BEYOND THE NUMBERS
House and Senate committees have begun considering next year’s Internal Revenue Service (IRS) budget, and while policy issues like the IRS’s examination of tax-exempt organizations are getting much of the attention, policymakers shouldn’t ignore the damaging effects of the big cuts in IRS funding in recent years, our new paper explains.
Since 2010, when Congress began cutting discretionary programs, IRS funding has fallen by 14 percent, after adjusting for inflation (see graph). The 2015 funding bills before the House and Senate wouldn’t restore the lost funding — in fact, the House bill would cut deeper. The cuts of recent years have led the IRS to reduce its workforce, severely scale back employee training, and delay much-needed upgrades to information technology systems.

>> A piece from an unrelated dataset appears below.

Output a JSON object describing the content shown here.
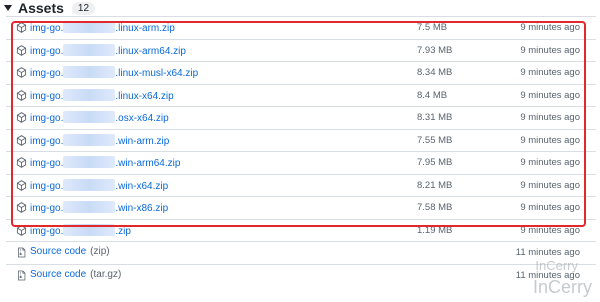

These steps, in turn, have weakened the IRS’s ability to enforce the nation’s tax laws and serve taxpayers efficiently, as the National Taxpayer Advocate, the Treasury Inspector General for Tax Administration, the Internal Revenue Service Oversight Board, and the Government Accountability Office all have documented. To cite a few examples:
- The IRS has about 10,400 (11 percent) fewer employees than in 2010, even as its workload has grown. For instance, the number of individual income tax returns has grown by an average of 1.5 million each year over the past decade.
- The number of IRS staff devoted to enforcing tax laws has dropped by 15 percent since 2010. As a result, the IRS is conducting fewer audits. The annual audit rate for individual taxpayers is now below 1 percent, the lowest since 2006, and revenue collected through IRS enforcement actions has fallen by more than $4 billion over the past four years. Weakening IRS enforcement ultimately hurts the entire budget: every additional dollar invested in IRS tax enforcement activities from current levels yields $6 in increased revenue, the Treasury Department reports.
- Taxpayer services have worsened. For example, in 2013, a typical caller to the IRS waited about 18 minutes for an IRS representative to get on the line, and about 40 percent of calls were never answered.
The IRS needs more adequate funding not only to address these problems but also to handle its new and expanding responsibilities. Under health reform, for example, the IRS administers the premium tax credits for millions of near-poor and middle-income taxpayers to help them afford private coverage. Also, the 2010 Foreign Account Tax Compliance Act, which seeks to reduce illegal tax evasion by requiring filers and financial institutions to report more information to the IRS about assets held in offshore accounts, will add to the agency’s workload. The President’s budget would begin to address these challenges by raising IRS funding by $1.2 billion, enough to restore the funding lost since 2010 in nominal — though not inflation-adjusted — dollars. But a bill that a House appropriations subcommittee has approved would cut IRS funding by $340 million below the 2014 level in nominal terms, worsening the IRS’s funding squeeze. The bill’s Senate counterpart provides a modest increase of roughly $240 million, barely enough to keep up with inflation. Both bills would leave the IRS funding far below its 2010 level, after adjusting for inflation. In many ways, the IRS exemplifies the problems caused by the low overall funding levels for non-defense discretionary programs resulting from the tight funding caps and sequestration cuts mandated by the 2011 Budget Control Act. To avoid underfunding important programs — like the IRS, which provides a core government function of collecting revenue — policymakers should reach a budget agreement that provides more adequate overall discretionary funding levels starting no later than fiscal year 2016, much as last December’s Murray-Ryan deal did for fiscal years 2014 and 2015.